Landa is best known in the printing industry as the founder of digital printing pioneer Indigo, and since then of Landa Digital Printing.
He is also the chairman and majority shareholder at GenCell Energy, an Israel-headquartered green energy provider which develops emission-free fuel cells inspired by the fuel technology used in space programmes.
Israeli business newspaper Calcalist reported that GenCell was looking at various financing options, including a possible IPO that could value the business at $200m-$250m (£154m-£192m).
The Times reported that the flotation could raise up to $70m.

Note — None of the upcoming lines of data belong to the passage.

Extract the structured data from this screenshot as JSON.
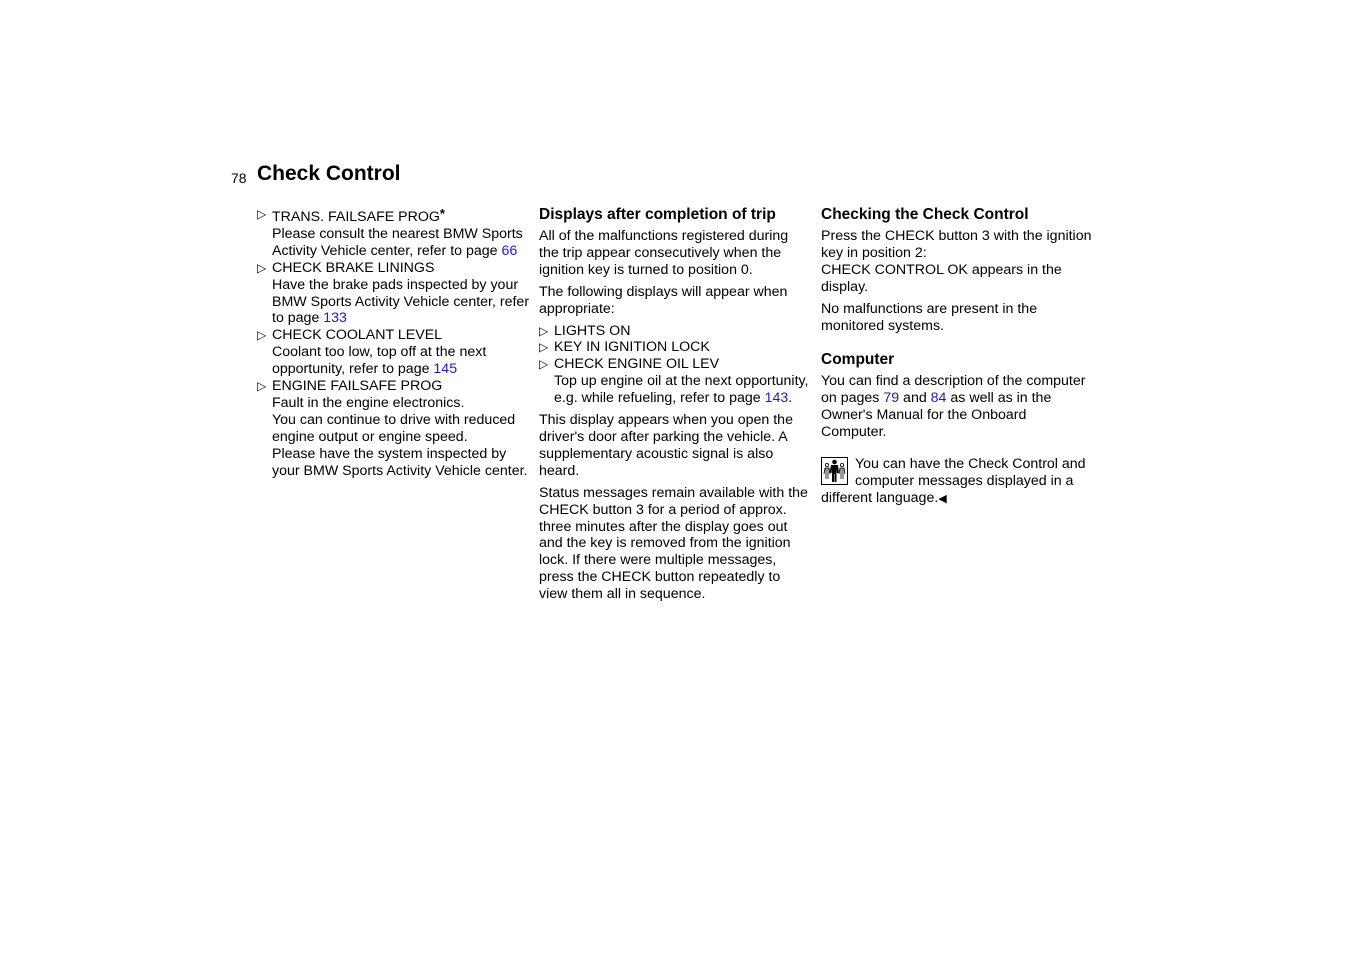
{
  "header": {
    "page_number": "78",
    "title": "Check Control"
  },
  "column1": {
    "items": [
      {
        "label": "TRANS. FAILSAFE PROG",
        "star": "*",
        "text": "Please consult the nearest BMW Sports Activity Vehicle center, refer to page ",
        "link": "66",
        "after": ""
      },
      {
        "label": "CHECK BRAKE LININGS",
        "text": "Have the brake pads inspected by your BMW Sports Activity Vehicle center, refer to page ",
        "link": "133",
        "after": ""
      },
      {
        "label": "CHECK COOLANT LEVEL",
        "text": "Coolant too low, top off at the next opportunity, refer to page ",
        "link": "145",
        "after": ""
      },
      {
        "label": "ENGINE FAILSAFE PROG",
        "text1": "Fault in the engine electronics.",
        "text2": "You can continue to drive with reduced engine output or engine speed.",
        "text3": "Please have the system inspected by your BMW Sports Activity Vehicle center."
      }
    ]
  },
  "column2": {
    "heading": "Displays after completion of trip",
    "p1": "All of the malfunctions registered during the trip appear consecutively when the ignition key is turned to position 0.",
    "p2": "The following displays will appear when appropriate:",
    "items": [
      {
        "label": "LIGHTS ON"
      },
      {
        "label": "KEY IN IGNITION LOCK"
      },
      {
        "label": "CHECK ENGINE OIL LEV",
        "text": "Top up engine oil at the next opportunity, e.g. while refueling, refer to page ",
        "link": "143",
        "after": "."
      }
    ],
    "p3": "This display appears when you open the driver's door after parking the vehicle. A supplementary acoustic signal is also heard.",
    "p4": "Status messages remain available with the CHECK button 3 for a period of approx. three minutes after the display goes out and the key is removed from the ignition lock. If there were multiple messages, press the CHECK button repeatedly to view them all in sequence."
  },
  "column3": {
    "heading1": "Checking the Check Control",
    "p1a": "Press the CHECK button 3 with the ignition key in position 2:",
    "p1b": "CHECK CONTROL OK appears in the display.",
    "p2": "No malfunctions are present in the monitored systems.",
    "heading2": "Computer",
    "p3_pre": "You can find a description of the computer on pages ",
    "p3_link1": "79",
    "p3_mid": " and ",
    "p3_link2": "84",
    "p3_post": " as well as in the Owner's Manual for the Onboard Computer.",
    "note": "You can have the Check Control and computer messages displayed in a different language.",
    "end_mark": "◀"
  },
  "icons": {
    "bullet": "▷",
    "note_icon": "people-language-icon"
  },
  "colors": {
    "link": "#1a1adc",
    "text": "#000000"
  }
}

GenCell Energy was founded eight years ago and now employs more than 80 staff, including people who worked on the Mir and Apollo space projects.

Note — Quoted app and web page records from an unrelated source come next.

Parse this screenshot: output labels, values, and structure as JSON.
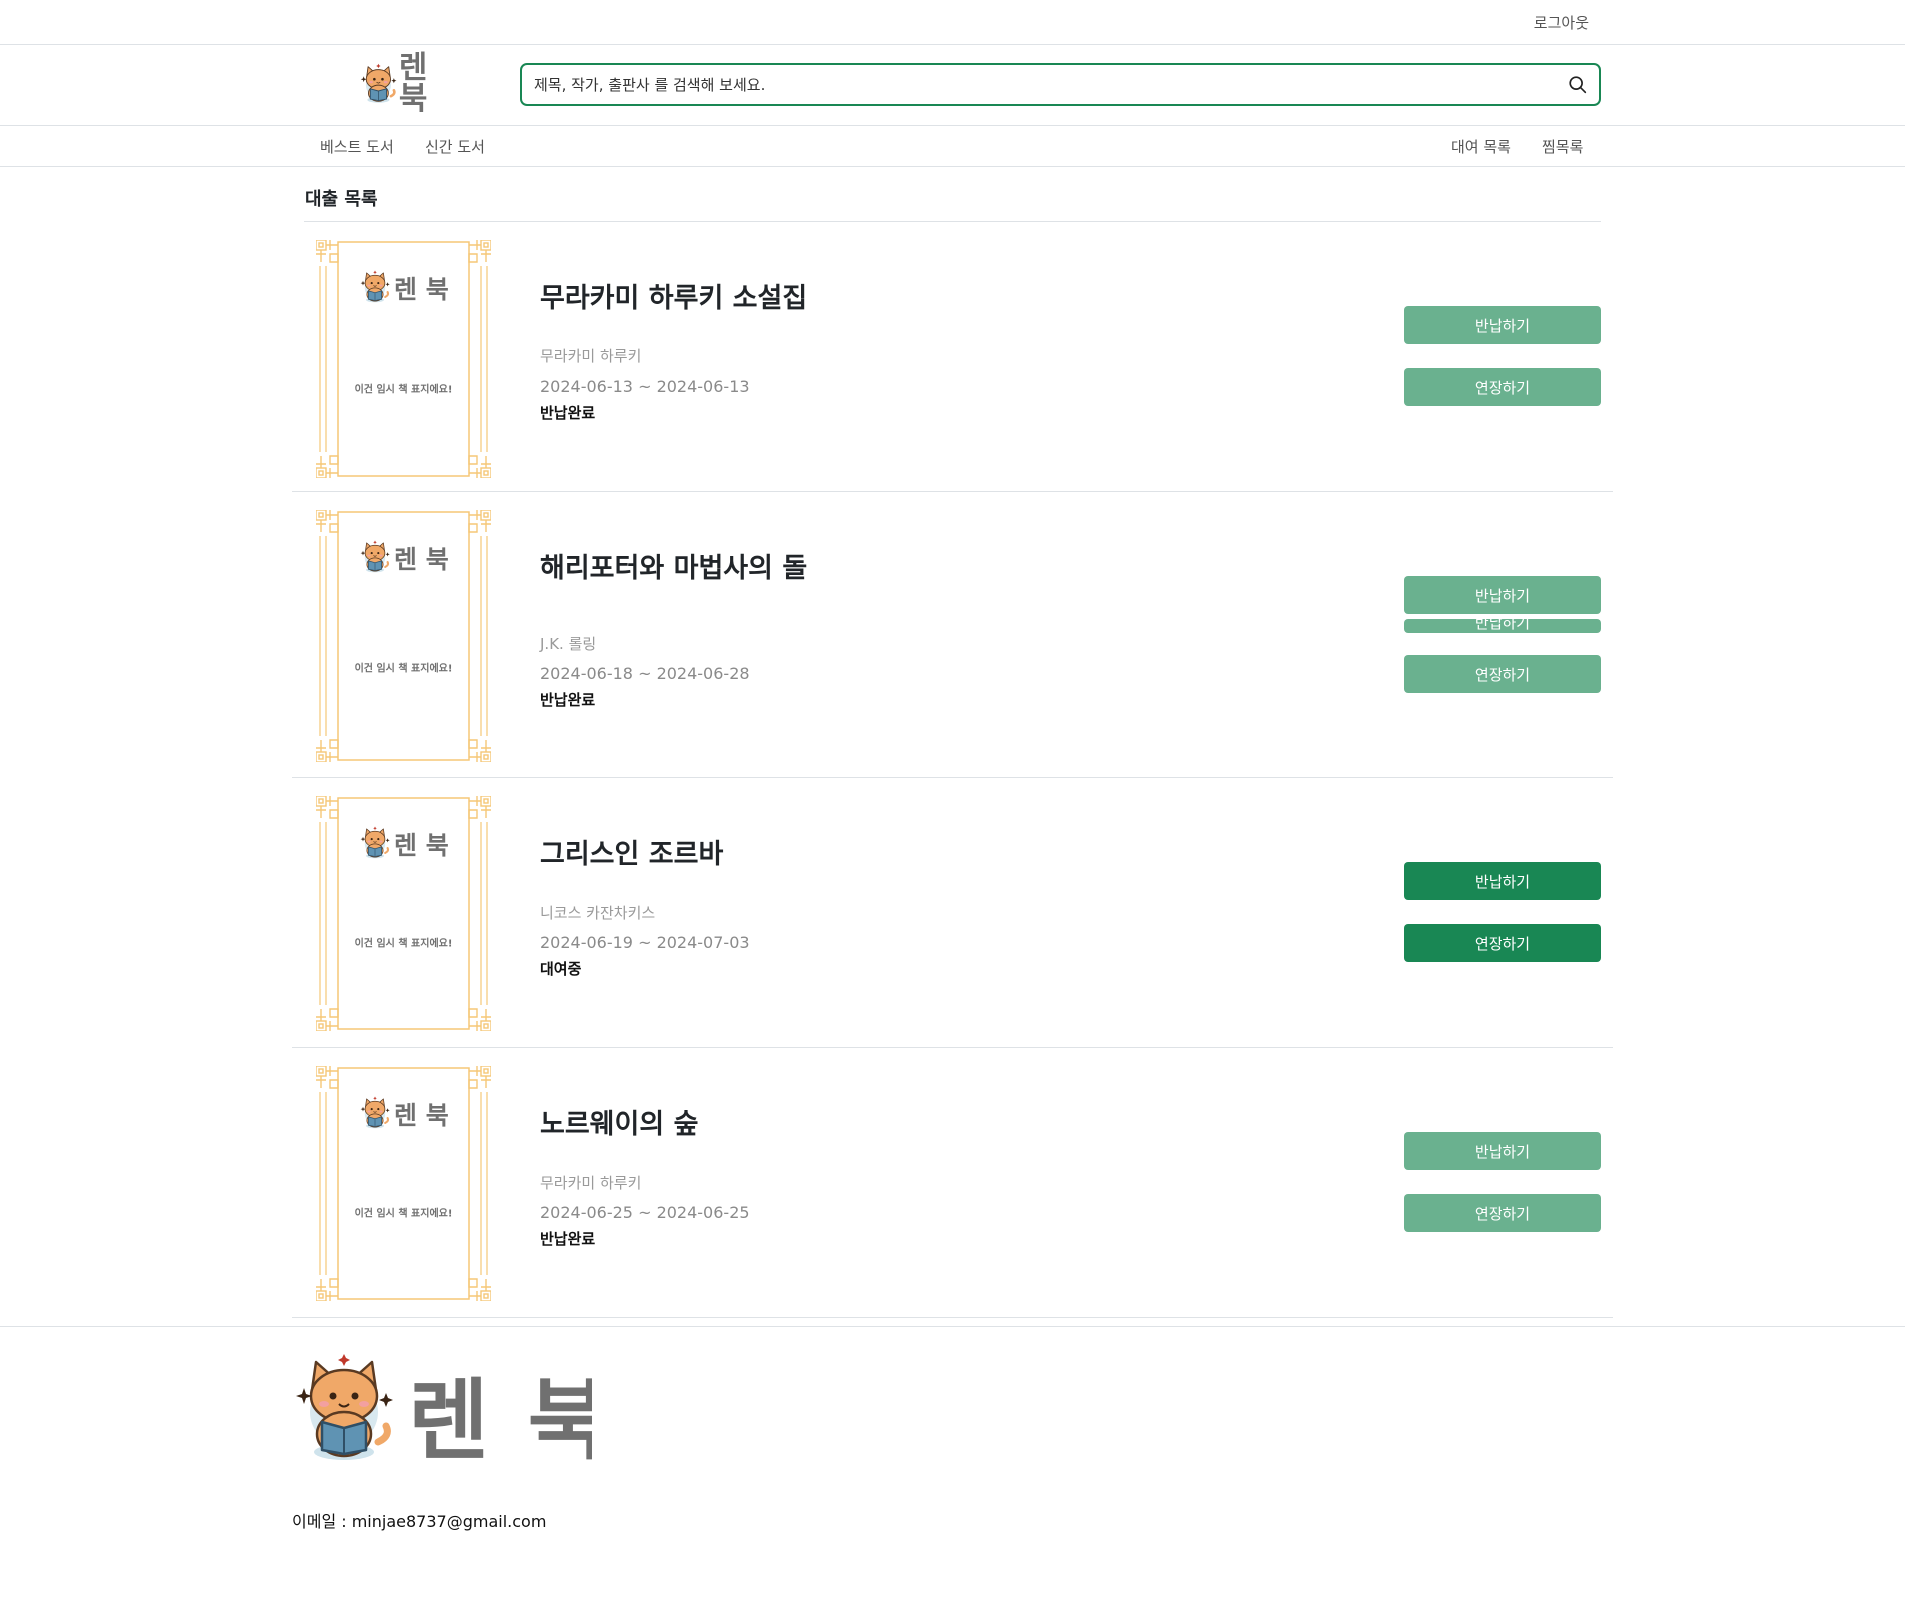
{
  "topbar": {
    "logout_label": "로그아웃"
  },
  "header": {
    "brand_text": "렌 북",
    "search": {
      "placeholder": "제목, 작가, 출판사 를 검색해 보세요.",
      "value": ""
    }
  },
  "nav": {
    "best_books": "베스트 도서",
    "new_books": "신간 도서",
    "rental_list": "대여 목록",
    "wishlist": "찜목록"
  },
  "page": {
    "title": "대출 목록"
  },
  "cover": {
    "brand_text": "렌 북",
    "caption": "이건 임시 책 표지에요!"
  },
  "loans": [
    {
      "title": "무라카미 하루키 소설집",
      "author": "무라카미 하루키",
      "dates": "2024-06-13 ~ 2024-06-13",
      "status": "반납완료",
      "return_label": "반납하기",
      "extend_label": "연장하기"
    },
    {
      "title": "해리포터와 마법사의 돌",
      "author": "J.K. 롤링",
      "dates": "2024-06-18 ~ 2024-06-28",
      "status": "반납완료",
      "return_label": "반납하기",
      "extend_label": "연장하기"
    },
    {
      "title": "그리스인 조르바",
      "author": "니코스 카잔차키스",
      "dates": "2024-06-19 ~ 2024-07-03",
      "status": "대여중",
      "return_label": "반납하기",
      "extend_label": "연장하기"
    },
    {
      "title": "노르웨이의 숲",
      "author": "무라카미 하루키",
      "dates": "2024-06-25 ~ 2024-06-25",
      "status": "반납완료",
      "return_label": "반납하기",
      "extend_label": "연장하기"
    }
  ],
  "footer": {
    "brand_text": "렌 북",
    "email": "이메일 : minjae8737@gmail.com"
  },
  "colors": {
    "accent": "#198754",
    "accent_faded": "#6ab18f",
    "cover_border": "#f5c777",
    "logo_gray": "#707070",
    "cat_orange": "#f0a868"
  }
}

The firm targets off-grid and backup power applications, and claims its patented technology provides “the first viable green primary power solution for off-grid and poor-grid telecom as well as rural electrification” while costing less than diesel solutions.
It uses hydrogen and ammonia as fuel.
GenCell said it had shipped its first units to selected customers and expected to ramp up production and start commercial shipments in the second half of 2019.